In the October issue, I wrote about Nan Ellin, the dean of the University of Texas at Arlington’s new College of Architecture, Planning and Public Affairs (or CAPPA), and her plans to transform the school into a major research center for urban development. The impetus, according to UTA president Vistasp Karbhari, is to prepare DFW for that challenges that will inevitably arise with the region’s continuing growth:
“We will be at mega-city status of 10 million people very quickly,” says UTA President Vistasp Karbhari, an Indian-born structural engineer who was the main architect of the strategic plan. “One of the challenges of a mega-city is looking at built environments as well as public policy. The concept was that if we were truly going to make an impact on how Dallas prepares to become a mega-city, there was a need, in my mind, to try to do much more to shape it in the best way possible.”
One of the biggest issues the region faces (as we have been talking a lot about lately) is transportation, and, in particular, transportation equity. It is not surprising that Dallas’ poverty rate is so high when only 20 percent of its jobs are accessible via mass transit within 90 minutes and when affordable housing is not affordable when transportation costs are factored in.
Changing this won’t be easy, but today the effort to understand how to improve our region’s transportation situation got a boost. UTA’s CAPPA is the recipient of a $7.7 million federal grant — the largest in the college’s history — to found a new research center that will study transportation equity. The new Center for Transportation Equity, Decisions and Dollars, or C-TEDD, will be housed within UTA’s Institute of Urban Studies, and, according to Ellin, it will focus on “teaching, research, and outreach that makes transportation more efficient and accessible to all, facilitating access to upward mobility.”

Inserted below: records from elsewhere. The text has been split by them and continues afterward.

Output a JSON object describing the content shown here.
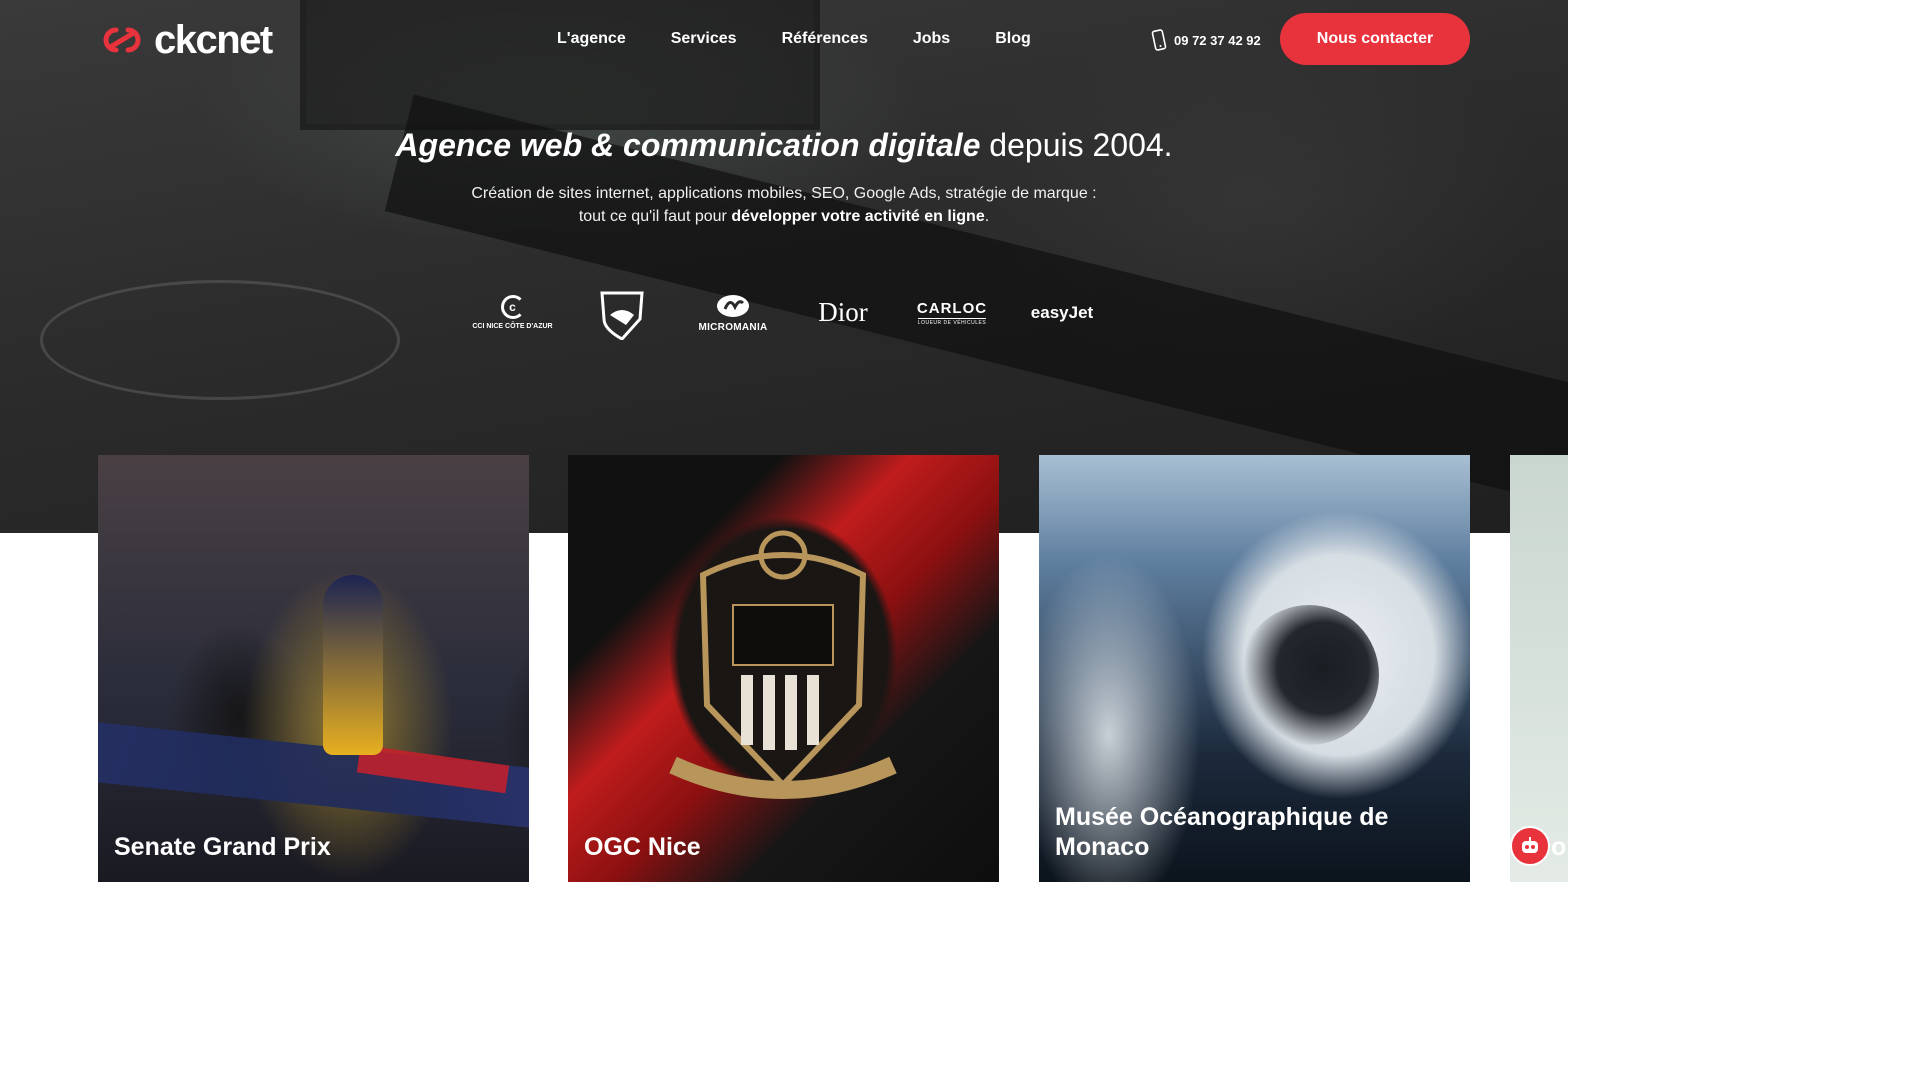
{
  "brand": {
    "name": "ckcnet",
    "accent": "#e8323c"
  },
  "nav": {
    "items": [
      {
        "label": "L'agence"
      },
      {
        "label": "Services"
      },
      {
        "label": "Références"
      },
      {
        "label": "Jobs"
      },
      {
        "label": "Blog"
      }
    ]
  },
  "header": {
    "phone": "09 72 37 42 92",
    "cta_label": "Nous contacter"
  },
  "hero": {
    "headline_strong": "Agence web & communication digitale",
    "headline_light": "depuis 2004.",
    "sub_line1": "Création de sites internet, applications mobiles, SEO, Google Ads, stratégie de marque :",
    "sub_line2_prefix": "tout ce qu'il faut pour",
    "sub_line2_bold": "développer votre activité en ligne",
    "sub_line2_suffix": "."
  },
  "clients": {
    "cci": "CCI NICE CÔTE D'AZUR",
    "sharks": "SHARKS",
    "micromania": "MICROMANIA",
    "dior": "Dior",
    "carloc": "CARLOC",
    "carloc_tagline": "LOUEUR DE VÉHICULES",
    "easyjet": "easyJet"
  },
  "cards": [
    {
      "title": "Senate Grand Prix"
    },
    {
      "title": "OGC Nice"
    },
    {
      "title": "Musée Océanographique de Monaco"
    },
    {
      "title": "or"
    }
  ],
  "icons": {
    "logo": "ckcnet-logo-icon",
    "phone": "phone-icon",
    "chatbot": "chatbot-icon"
  }
}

The grant is part of a $300 million program for transportation research initiatives announced by U.S. Transportation Secretary Anthony Foxx:
The work of the [University Transportation Centers ] will help the United States meet the impacts outlined in Beyond Traffic, a draft report documenting trends and challenges to the nation’s transportation system over the next 30 years. Combined with the Smart City Challenge, a $40 million competition—which will create a fully integrated, first-of-its-kind city that uses data, technology and creativity to shape how people and goods move in the future—and programs such as the Advanced Transportation and Congestion Management Technologies Deployment Program and the Mobility-on-Demand Sandbox, the Department is leveraging multiple programs to bring innovative transportation solutions to cities across the country.

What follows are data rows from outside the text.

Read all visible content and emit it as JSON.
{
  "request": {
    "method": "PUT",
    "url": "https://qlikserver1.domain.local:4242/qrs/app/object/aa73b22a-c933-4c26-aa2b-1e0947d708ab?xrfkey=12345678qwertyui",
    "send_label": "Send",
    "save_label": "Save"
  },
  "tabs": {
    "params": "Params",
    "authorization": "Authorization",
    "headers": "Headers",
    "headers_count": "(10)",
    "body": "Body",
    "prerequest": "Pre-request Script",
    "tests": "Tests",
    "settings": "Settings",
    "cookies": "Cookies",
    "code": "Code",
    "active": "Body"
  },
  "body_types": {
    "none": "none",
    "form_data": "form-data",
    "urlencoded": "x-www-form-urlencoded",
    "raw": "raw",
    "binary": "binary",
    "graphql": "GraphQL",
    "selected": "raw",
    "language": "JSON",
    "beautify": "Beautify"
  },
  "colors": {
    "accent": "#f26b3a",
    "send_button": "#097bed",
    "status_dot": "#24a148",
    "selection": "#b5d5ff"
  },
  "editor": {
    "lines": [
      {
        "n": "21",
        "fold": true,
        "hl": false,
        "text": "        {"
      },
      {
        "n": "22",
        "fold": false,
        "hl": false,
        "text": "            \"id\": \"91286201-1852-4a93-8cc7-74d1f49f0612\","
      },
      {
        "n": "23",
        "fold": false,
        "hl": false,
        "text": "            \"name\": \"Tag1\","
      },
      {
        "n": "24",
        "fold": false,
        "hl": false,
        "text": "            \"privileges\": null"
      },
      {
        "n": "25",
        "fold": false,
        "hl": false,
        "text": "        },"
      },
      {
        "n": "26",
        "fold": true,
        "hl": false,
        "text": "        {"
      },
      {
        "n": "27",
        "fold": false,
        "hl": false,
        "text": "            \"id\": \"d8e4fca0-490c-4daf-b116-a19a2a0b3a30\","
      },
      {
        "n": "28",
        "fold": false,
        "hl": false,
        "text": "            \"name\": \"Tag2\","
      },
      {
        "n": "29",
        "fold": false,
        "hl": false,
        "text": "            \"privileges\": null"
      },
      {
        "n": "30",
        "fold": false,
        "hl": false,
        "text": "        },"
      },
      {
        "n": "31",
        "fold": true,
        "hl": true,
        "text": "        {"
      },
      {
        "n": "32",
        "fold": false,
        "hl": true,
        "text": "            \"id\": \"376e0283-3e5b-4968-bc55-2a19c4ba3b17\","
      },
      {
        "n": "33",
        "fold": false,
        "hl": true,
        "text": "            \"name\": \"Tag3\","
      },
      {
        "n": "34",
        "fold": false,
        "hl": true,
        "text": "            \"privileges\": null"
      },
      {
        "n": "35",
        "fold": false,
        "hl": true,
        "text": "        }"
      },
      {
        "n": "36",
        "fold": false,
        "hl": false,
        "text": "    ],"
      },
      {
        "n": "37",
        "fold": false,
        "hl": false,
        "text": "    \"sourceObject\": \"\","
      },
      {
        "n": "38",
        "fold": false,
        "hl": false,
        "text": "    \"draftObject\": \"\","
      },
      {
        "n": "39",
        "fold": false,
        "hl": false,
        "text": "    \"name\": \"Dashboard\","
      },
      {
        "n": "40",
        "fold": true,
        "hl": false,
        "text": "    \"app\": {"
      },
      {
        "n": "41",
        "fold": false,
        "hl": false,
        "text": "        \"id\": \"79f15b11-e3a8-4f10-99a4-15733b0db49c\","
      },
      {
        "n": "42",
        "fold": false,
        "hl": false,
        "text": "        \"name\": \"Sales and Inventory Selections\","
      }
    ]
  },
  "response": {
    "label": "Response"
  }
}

In addition to being the lead research university on C-TEDD, UTA will also server as a partner institution in two addition new research centers created by the federal program, the National Institute for Transportation & Communities, housed at Portland State University, and the Transportation Consortium of South-Central States (Tran-SET), housed at LSU.